What to work on: Determine how many lines in the records below include the word "FACIAL" and output that number alone.

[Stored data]
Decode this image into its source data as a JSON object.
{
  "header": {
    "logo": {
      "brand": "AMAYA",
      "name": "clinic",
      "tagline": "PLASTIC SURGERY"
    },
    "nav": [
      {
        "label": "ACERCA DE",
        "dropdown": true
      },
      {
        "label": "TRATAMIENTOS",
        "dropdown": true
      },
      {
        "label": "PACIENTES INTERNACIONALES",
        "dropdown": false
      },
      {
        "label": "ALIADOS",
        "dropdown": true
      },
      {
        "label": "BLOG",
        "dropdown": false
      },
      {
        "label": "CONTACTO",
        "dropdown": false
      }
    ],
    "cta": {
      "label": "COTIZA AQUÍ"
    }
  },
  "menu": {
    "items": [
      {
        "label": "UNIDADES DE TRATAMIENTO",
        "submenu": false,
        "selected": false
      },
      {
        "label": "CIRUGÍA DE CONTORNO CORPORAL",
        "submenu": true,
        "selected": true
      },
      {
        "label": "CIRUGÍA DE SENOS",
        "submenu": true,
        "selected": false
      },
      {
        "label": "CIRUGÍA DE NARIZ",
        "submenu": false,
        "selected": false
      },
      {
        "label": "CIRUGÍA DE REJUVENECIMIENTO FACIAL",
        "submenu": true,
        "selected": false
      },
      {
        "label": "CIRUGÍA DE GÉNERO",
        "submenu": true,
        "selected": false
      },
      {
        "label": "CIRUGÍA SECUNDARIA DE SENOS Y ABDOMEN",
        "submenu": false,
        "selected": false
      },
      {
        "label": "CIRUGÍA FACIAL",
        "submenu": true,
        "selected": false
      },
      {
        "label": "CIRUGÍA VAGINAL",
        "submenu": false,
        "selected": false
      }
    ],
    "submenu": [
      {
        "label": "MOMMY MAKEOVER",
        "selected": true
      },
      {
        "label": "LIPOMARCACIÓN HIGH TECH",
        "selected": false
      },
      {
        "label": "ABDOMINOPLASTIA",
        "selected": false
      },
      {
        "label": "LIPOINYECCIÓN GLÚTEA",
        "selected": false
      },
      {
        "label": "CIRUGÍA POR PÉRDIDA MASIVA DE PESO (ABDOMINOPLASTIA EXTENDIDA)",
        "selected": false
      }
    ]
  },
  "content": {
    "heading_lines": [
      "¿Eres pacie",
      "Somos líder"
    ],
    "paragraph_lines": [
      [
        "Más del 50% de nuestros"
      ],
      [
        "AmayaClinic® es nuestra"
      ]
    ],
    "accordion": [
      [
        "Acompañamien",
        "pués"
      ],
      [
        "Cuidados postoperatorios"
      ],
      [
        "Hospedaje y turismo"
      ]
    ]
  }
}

Exercise answer: 2